American Banker 02 Nov 2011
According to a study released on Nov. 1 by the National Foundation for Credit Counseling, only 3 percent of U.S. bank customers would continue to use their debit card if a fee were associated with it. The survey found that 22 percent of customers would pay with cash, while 62 percent would switch banks to one that does not charge for debit cards. Additionally, the October survey found that 8 percent of consumers would pay with checks and 5 percent would use their credit cards instead. Several big banks backed off their plans to levy the fees on consumers due to outrage by the American public.
- Suit: First Midwest Shuffled Records to Increase Overdraft Fees
Chicago Tribune 02 Nov 2011
A class-action lawsuit has been filed against First Midwest Bank of Itasca, Ill, accusing it of processing checking account transactions in a way that maximized the number of overdraft fees incurred. According to the complaint, the bank deliberately posted higher-amount debits before lower-amount ones and also deducted debits before credits were applied. Plaintiff Laura Barnes of Indiana would have been hit with a single overdraft charge of $35, instead of three for a total of $105, "if First Midwest had not manipulated and re-ordered [her] transactions … and if First Midwest had not deducted the debit transactions prior to applying the deposit," said her attorneys. Additionally, they said First Midwest did not adequately inform customers of their right to opt out of overdraft coverage -- in which case a transaction would be rejected, but the customer would not trigger fees for overspending. The suit is petitioning for class-action status and is seeking unspecified damages and restitution.
- Debit-Fee Retreat Complete
Wall Street Journal 02 Nov 2011
Just one month after Bank of America announced that it would charge some debit card customers a $5 monthly fee to use their cards for purchases, the banking giant reversed its decision. The move came after four other major U.S. banks retreated on their plans to charge a similar fee after encountering significant opposition to the fees by customers across the country, who flooded customer service departments and branch managers with complaints. "We have listened to our customers very closely over the last few weeks and recognize their concern with out proposed debit usage fee," said David Darnell, co-chief operating officer at BofA. The back-pedal on debit card fees represents a win for consumers, but other bank fees are expected to surface as the finance sector tries to find a way to recoup some of an estimated $2 billion annually it is expected to lose as a result of new federal restrictions on debit cards. Already, they have largely eliminated free checking and ended rewards programs for the cards; the next steps may be to hike existing fees on checking accounts, find new areas for additional charges, and adopt more internal cost-cutting.
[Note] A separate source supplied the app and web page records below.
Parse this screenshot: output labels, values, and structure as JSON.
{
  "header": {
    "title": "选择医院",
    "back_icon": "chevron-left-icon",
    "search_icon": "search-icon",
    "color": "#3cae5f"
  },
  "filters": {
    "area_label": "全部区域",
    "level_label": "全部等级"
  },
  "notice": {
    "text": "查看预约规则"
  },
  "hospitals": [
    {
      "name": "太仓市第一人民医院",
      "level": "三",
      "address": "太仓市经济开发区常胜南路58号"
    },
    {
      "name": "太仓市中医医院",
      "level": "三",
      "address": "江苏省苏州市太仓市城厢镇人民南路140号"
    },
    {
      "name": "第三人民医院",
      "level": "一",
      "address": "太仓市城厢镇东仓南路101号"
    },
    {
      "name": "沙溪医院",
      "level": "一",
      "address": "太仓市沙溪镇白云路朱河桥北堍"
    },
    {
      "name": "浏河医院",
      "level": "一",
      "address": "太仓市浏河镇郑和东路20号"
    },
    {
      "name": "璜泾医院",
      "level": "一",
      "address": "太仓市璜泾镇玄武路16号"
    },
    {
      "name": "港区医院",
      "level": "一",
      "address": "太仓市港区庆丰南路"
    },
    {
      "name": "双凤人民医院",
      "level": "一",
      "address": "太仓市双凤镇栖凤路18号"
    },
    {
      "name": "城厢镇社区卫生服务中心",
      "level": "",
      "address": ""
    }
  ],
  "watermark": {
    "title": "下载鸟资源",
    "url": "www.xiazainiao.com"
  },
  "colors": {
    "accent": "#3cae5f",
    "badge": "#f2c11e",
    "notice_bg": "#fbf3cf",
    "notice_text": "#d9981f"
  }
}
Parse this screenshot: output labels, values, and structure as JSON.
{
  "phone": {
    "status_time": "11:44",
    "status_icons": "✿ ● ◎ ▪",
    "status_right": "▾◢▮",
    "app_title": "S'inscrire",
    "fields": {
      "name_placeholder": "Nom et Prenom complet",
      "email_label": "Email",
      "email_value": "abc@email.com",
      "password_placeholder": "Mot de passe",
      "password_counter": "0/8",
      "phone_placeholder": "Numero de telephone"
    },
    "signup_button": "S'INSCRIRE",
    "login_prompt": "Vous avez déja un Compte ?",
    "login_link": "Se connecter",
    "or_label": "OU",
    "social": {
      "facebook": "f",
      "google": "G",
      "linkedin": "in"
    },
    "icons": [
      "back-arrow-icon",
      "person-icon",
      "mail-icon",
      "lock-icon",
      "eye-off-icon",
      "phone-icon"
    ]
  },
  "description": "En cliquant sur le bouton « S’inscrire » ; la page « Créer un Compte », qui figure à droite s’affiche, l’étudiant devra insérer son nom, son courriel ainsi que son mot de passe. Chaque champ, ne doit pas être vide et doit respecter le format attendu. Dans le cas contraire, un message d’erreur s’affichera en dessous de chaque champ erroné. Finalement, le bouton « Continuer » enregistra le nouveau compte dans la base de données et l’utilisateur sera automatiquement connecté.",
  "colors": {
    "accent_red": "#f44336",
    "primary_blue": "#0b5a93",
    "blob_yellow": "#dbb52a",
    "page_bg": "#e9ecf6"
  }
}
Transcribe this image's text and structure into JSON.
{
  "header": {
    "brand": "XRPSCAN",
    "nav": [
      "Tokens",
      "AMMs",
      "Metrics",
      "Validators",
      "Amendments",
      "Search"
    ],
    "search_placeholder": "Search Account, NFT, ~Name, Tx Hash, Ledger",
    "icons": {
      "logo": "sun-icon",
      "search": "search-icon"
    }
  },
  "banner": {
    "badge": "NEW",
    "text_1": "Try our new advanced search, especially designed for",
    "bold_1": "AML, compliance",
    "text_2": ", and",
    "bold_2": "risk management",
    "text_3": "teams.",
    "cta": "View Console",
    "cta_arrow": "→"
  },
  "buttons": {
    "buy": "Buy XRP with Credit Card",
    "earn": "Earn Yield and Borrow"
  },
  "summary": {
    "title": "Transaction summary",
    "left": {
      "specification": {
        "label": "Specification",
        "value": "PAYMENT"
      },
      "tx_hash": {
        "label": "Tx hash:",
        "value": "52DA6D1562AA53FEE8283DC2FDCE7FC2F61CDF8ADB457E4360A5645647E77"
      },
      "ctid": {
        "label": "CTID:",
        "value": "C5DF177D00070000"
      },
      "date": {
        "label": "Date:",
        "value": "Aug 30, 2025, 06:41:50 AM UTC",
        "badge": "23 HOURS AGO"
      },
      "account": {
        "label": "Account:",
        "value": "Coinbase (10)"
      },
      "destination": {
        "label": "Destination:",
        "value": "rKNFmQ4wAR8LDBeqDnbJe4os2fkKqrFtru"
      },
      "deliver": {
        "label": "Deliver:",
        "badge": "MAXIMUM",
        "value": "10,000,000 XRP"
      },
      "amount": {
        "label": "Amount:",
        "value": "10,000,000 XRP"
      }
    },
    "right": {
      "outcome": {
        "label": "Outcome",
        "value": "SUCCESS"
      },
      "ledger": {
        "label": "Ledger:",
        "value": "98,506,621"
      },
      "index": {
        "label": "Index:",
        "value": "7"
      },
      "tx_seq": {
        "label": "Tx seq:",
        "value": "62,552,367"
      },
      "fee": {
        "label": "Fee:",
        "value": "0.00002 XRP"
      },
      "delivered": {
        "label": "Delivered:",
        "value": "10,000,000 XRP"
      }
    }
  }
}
- Retreat From Debit-Card Fees Continues
Wall Street Journal 01 Nov 2011
SunTrust Banks Inc. and Regions Financial Corp. said they will stop charging customers for making purchases with debit cards, signaling the latest industry drawback from a monthly fee that elicited an outraged response from customers. The announcements follow decisions in late October by Wells Fargo and J.P. Morgan Chase to drop customer testing of the new fees. Together, the banks run an estimated 15,000 U.S. branches, while controlling more than $2.2 trillion in deposits and $1.6 trillion in loans -- more than 20 percent of the entire sector. The sudden retreat by the four big banks represents a rare concession to customer ire over lucrative fees. Pummeled by a soft economy and tightening regulations, banks have been adding fees on services -- charging, for example, for many checking accounts that were once free. But none of those moves seems to have generated the fierce response of the debit card fee. "Consumers have clearly said this is a no-go," said Patricia Hewitt, who specializes in debit cards at Maynard, Mass.-based Mercator Advisory Group Inc. The moves leave Bank of America as the only major bank that is still planning to impose the fee on some customers next year.